→ RECORDED INFORMATION:

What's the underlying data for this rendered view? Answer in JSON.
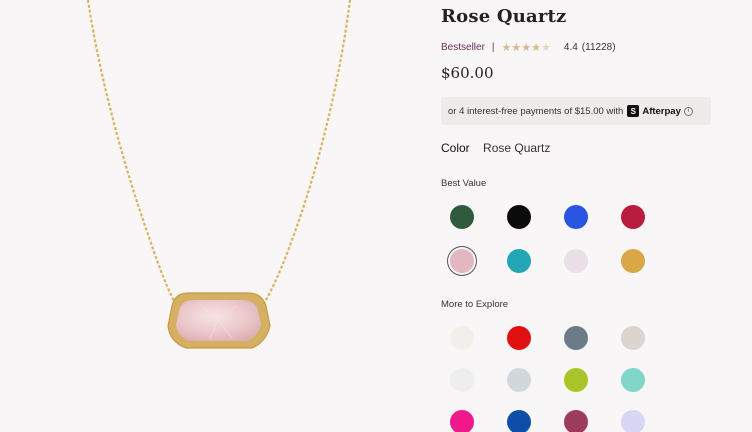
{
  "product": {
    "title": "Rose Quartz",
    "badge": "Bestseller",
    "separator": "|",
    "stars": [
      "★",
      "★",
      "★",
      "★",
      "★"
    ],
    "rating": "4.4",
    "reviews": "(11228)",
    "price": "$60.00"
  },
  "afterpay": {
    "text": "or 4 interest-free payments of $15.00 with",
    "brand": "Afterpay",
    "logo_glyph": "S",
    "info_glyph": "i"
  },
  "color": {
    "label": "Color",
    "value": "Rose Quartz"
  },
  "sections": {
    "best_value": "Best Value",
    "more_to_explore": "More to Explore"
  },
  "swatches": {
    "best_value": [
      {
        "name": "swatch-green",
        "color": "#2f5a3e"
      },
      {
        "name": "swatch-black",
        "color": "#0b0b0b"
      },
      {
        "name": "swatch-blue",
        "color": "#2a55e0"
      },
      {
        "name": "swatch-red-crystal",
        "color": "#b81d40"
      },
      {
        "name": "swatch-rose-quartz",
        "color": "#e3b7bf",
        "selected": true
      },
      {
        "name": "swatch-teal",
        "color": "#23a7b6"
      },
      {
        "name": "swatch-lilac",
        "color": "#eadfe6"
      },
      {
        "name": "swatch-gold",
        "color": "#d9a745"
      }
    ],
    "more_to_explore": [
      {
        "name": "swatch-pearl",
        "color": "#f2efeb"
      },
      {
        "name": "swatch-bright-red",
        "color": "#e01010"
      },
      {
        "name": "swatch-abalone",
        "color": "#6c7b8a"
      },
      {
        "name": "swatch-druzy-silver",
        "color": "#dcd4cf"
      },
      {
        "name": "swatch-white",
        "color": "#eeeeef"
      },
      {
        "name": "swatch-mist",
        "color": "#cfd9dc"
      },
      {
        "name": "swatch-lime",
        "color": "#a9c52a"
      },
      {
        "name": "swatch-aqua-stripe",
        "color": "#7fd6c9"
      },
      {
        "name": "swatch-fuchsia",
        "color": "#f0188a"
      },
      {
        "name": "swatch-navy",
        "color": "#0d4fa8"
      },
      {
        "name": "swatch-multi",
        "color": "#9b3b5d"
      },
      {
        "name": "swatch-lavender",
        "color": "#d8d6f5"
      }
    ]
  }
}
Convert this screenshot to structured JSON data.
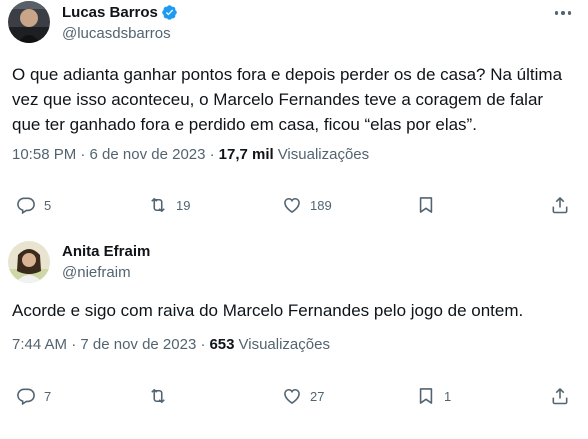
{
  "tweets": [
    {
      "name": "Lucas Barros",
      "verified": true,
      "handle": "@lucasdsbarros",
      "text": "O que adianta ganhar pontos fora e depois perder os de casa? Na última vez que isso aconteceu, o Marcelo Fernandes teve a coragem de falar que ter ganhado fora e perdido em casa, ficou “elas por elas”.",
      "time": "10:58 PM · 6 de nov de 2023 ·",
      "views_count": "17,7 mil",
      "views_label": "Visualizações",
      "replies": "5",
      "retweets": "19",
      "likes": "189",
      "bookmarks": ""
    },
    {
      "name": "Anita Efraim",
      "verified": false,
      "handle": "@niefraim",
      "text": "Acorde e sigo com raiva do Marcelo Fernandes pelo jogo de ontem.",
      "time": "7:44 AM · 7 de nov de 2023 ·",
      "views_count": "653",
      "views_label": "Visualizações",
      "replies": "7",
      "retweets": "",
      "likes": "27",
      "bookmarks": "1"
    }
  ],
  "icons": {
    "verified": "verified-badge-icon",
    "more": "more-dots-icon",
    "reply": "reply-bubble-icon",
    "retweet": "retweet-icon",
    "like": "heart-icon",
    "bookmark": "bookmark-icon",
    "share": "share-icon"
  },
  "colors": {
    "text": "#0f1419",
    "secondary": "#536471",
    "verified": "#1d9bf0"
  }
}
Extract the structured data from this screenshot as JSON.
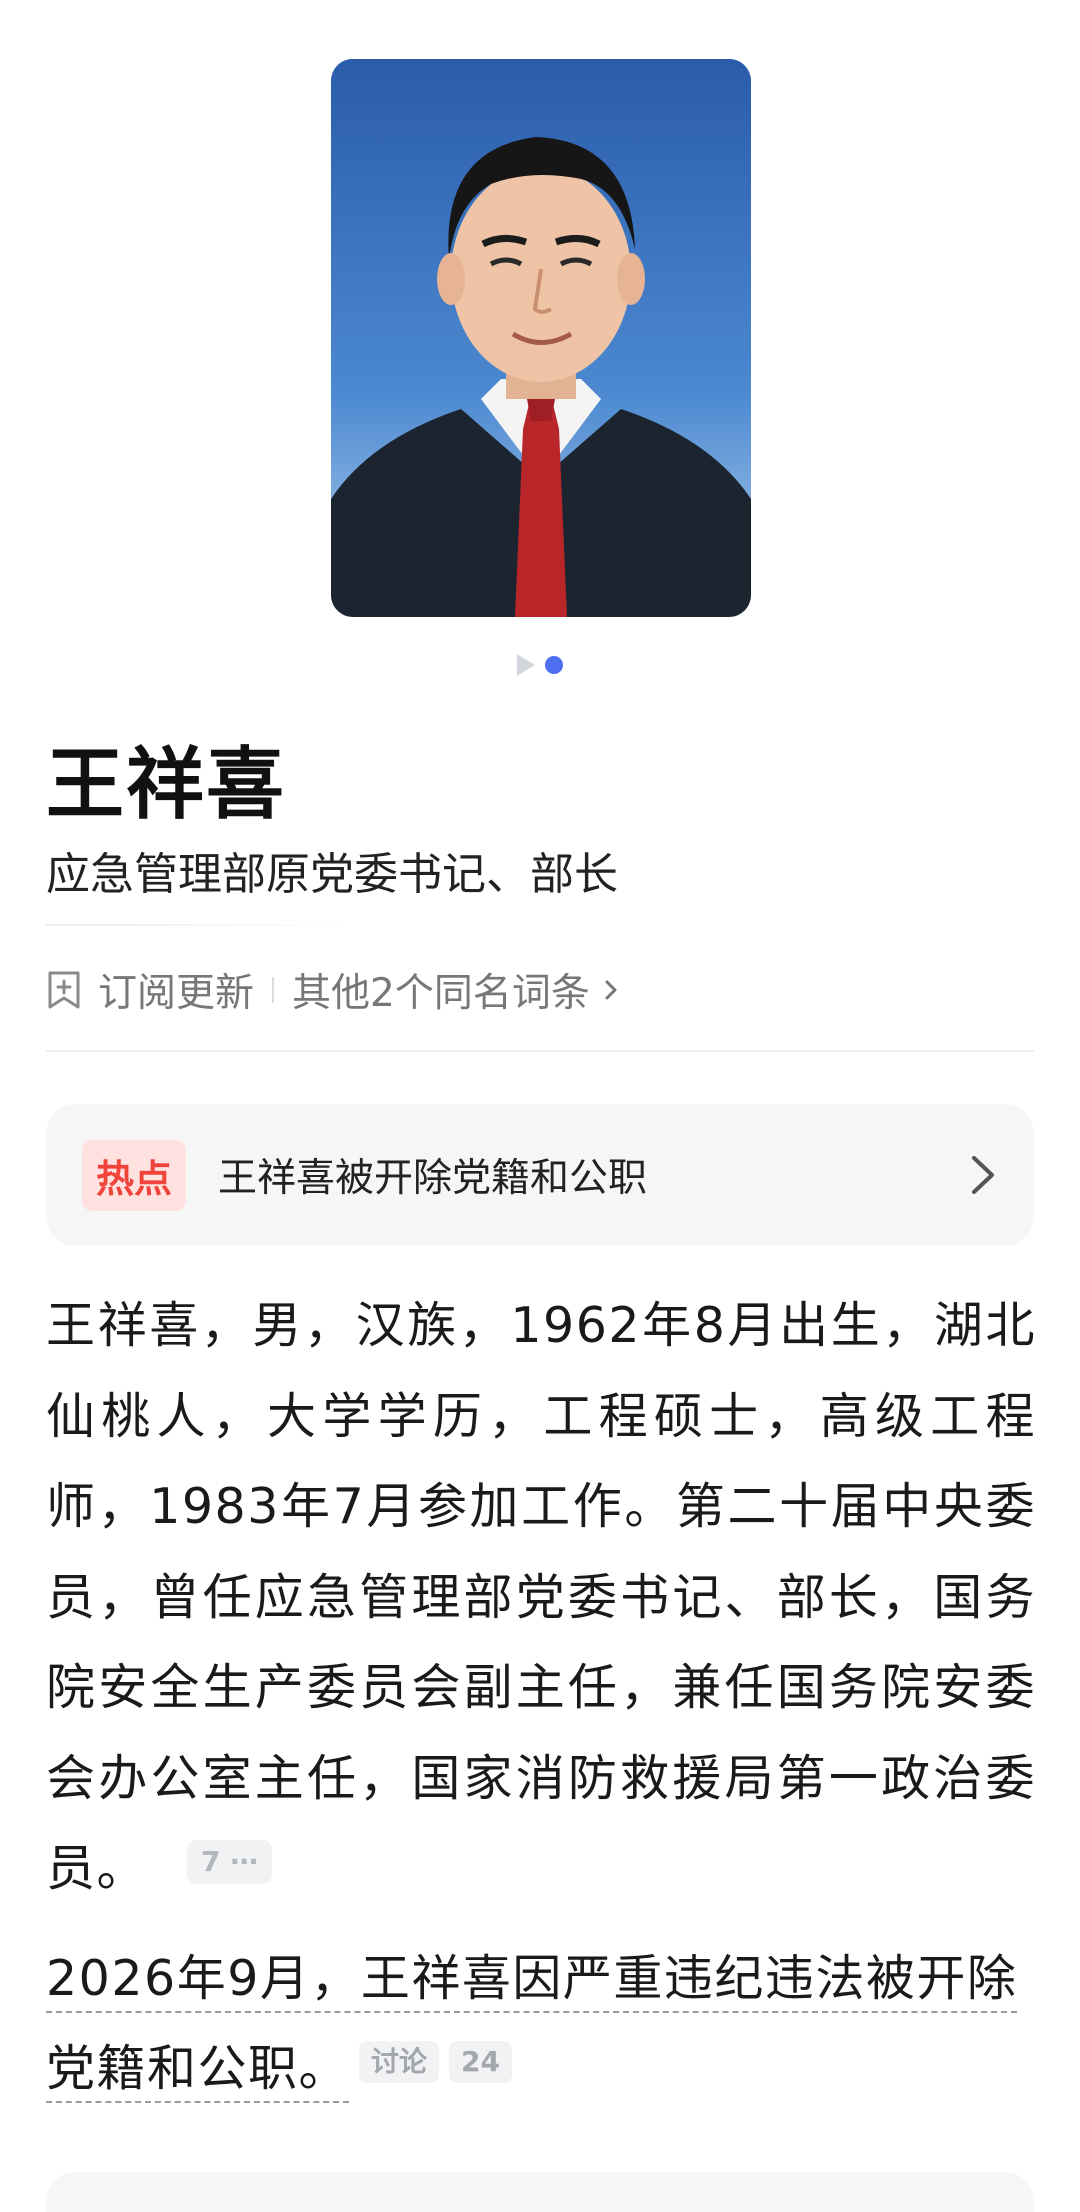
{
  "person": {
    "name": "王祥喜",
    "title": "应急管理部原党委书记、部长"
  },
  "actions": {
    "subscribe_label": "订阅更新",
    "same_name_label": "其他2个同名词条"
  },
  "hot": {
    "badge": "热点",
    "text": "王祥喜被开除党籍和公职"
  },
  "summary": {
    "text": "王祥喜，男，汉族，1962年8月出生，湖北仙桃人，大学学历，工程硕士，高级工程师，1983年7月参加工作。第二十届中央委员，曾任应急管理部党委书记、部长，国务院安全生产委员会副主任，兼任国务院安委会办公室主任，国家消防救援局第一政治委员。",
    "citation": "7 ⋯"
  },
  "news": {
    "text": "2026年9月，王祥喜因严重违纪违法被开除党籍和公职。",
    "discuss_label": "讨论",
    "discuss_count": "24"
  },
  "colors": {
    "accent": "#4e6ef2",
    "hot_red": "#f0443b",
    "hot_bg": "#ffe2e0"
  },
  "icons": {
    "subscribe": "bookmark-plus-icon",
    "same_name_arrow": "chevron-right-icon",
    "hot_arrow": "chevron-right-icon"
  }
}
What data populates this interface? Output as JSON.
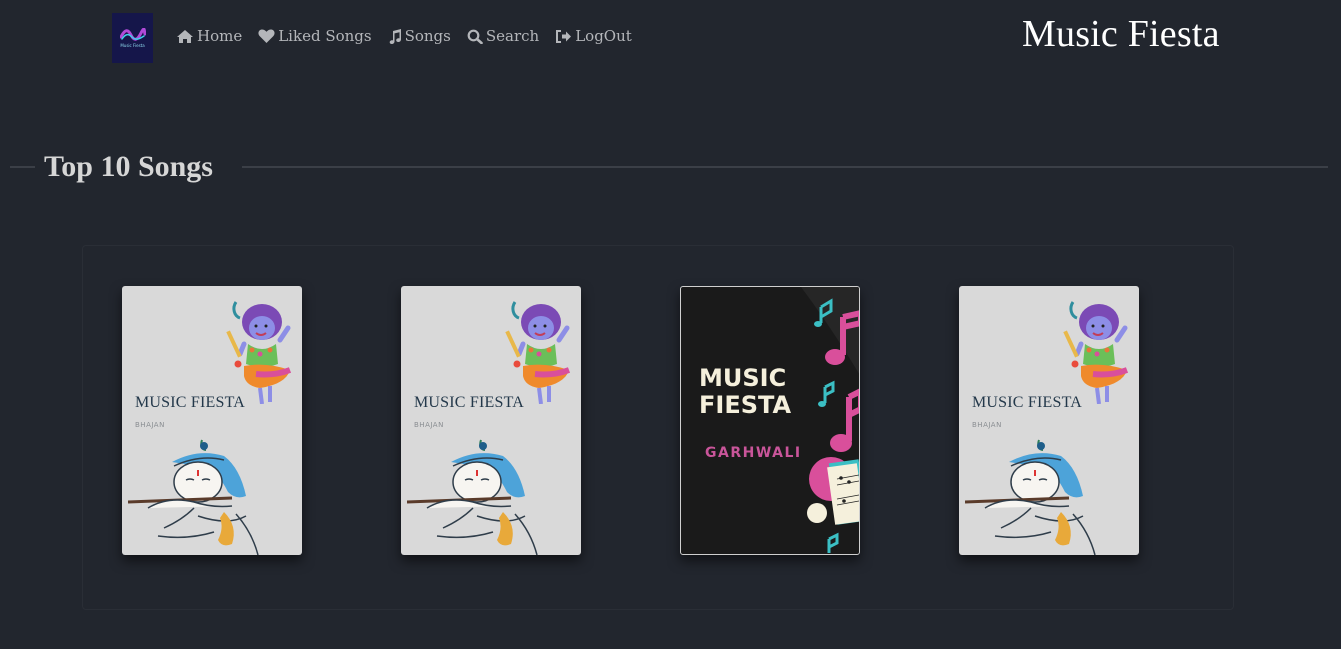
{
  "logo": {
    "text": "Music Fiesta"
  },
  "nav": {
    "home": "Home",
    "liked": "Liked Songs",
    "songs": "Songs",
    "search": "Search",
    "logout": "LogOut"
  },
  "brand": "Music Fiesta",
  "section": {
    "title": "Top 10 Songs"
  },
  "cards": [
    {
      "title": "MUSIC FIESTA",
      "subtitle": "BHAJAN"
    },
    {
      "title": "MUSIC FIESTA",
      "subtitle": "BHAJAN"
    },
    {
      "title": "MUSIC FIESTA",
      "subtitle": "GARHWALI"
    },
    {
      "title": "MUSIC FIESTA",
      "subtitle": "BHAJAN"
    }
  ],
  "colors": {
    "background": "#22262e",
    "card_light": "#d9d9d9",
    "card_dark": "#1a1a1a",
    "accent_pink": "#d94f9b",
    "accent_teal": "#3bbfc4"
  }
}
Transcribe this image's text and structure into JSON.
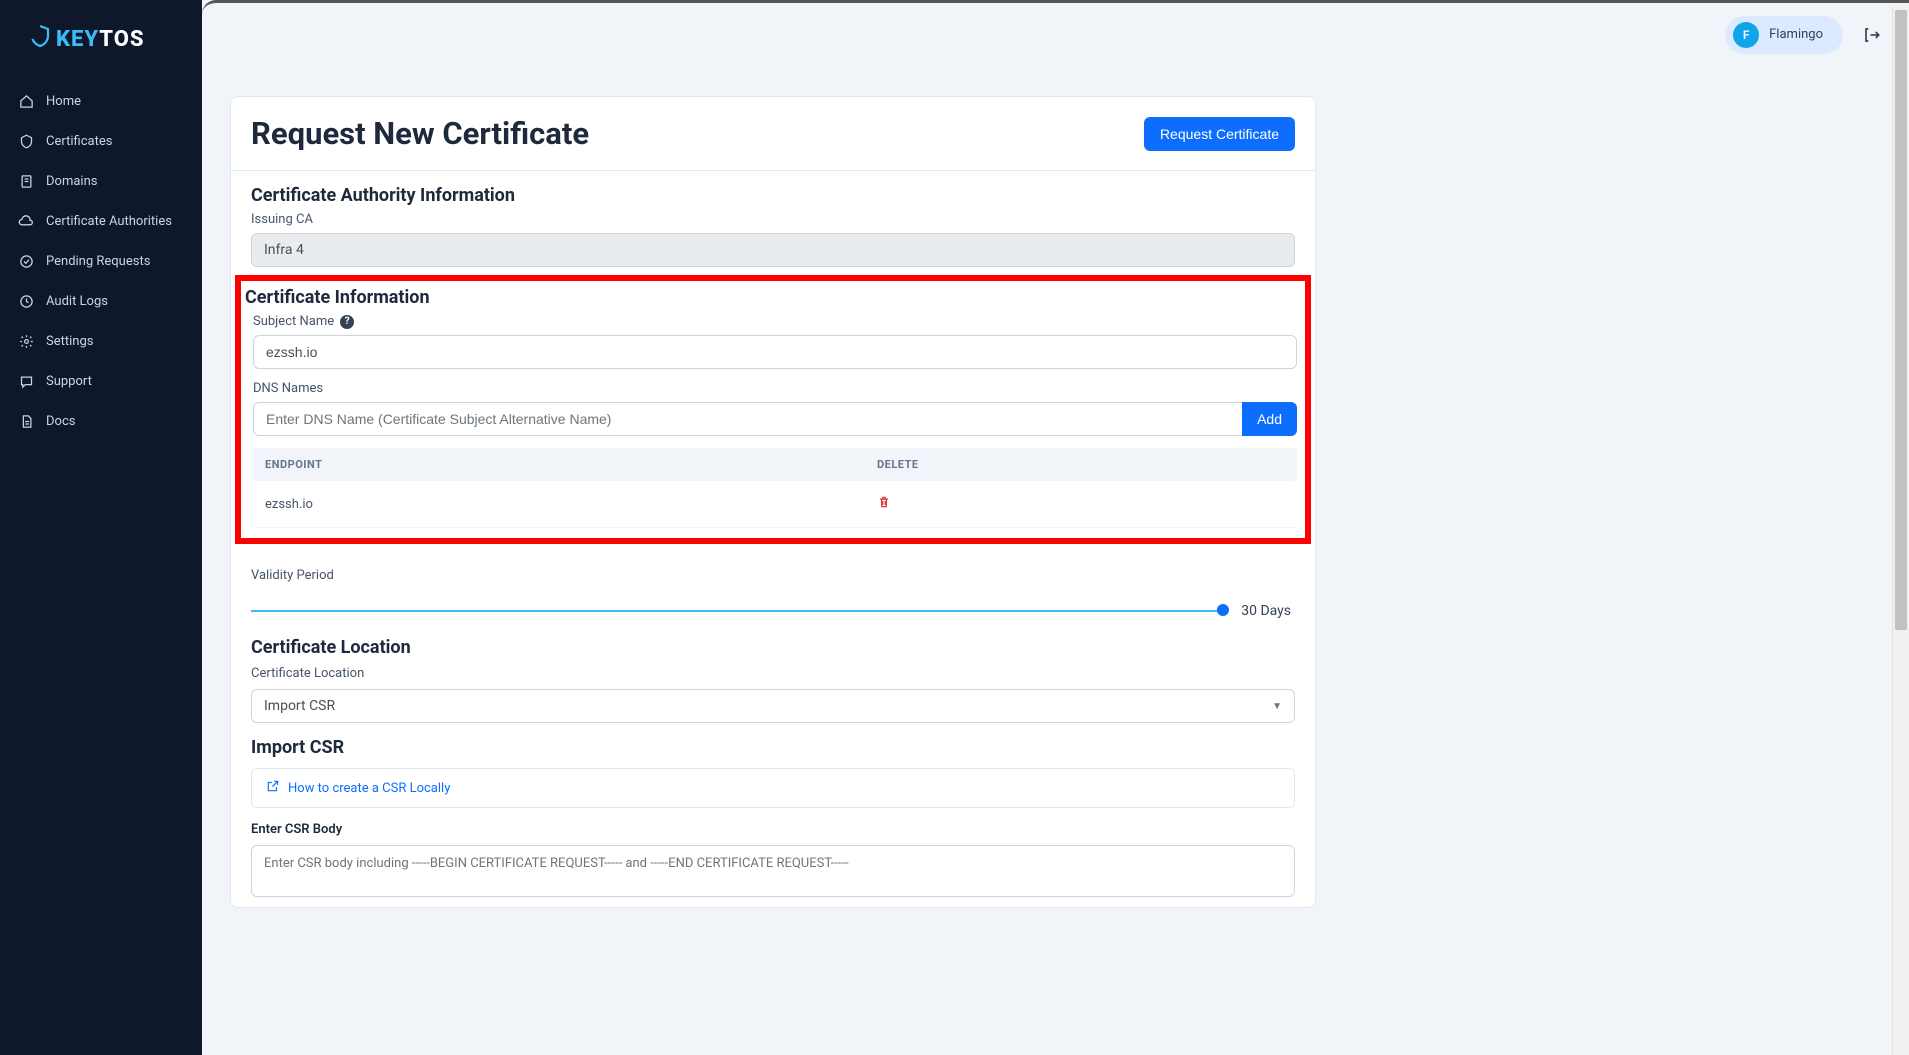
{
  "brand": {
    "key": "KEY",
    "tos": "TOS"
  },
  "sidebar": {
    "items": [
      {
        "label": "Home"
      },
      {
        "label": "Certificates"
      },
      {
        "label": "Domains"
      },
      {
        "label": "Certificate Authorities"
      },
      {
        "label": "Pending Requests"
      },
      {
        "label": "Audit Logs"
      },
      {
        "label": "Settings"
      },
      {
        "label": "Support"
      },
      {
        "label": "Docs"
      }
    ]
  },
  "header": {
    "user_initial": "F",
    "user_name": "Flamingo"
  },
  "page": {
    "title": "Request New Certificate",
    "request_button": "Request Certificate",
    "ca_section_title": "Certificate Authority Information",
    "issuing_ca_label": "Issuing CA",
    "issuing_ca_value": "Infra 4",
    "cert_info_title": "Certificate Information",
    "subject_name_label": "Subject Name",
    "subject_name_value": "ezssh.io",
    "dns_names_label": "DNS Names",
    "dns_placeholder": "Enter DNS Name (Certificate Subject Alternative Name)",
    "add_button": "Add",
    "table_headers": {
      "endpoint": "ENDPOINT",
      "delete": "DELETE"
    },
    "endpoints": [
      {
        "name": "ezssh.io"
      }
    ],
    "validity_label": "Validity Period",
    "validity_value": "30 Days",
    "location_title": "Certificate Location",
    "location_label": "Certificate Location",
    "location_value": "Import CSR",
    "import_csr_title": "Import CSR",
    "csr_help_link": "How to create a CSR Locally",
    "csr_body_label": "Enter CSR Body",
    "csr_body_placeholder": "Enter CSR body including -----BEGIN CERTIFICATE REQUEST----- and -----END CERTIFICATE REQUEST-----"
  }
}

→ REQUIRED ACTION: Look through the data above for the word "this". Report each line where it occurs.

→ EXERCISE OUTPUT:
What's the underlying data for this rendered view? Answer in JSON.
Convert this screenshot to structured JSON data.
Extract the structured data from this screenshot as JSON.
What data populates this interface? Output as JSON.
Transcribe this image's text and structure into JSON.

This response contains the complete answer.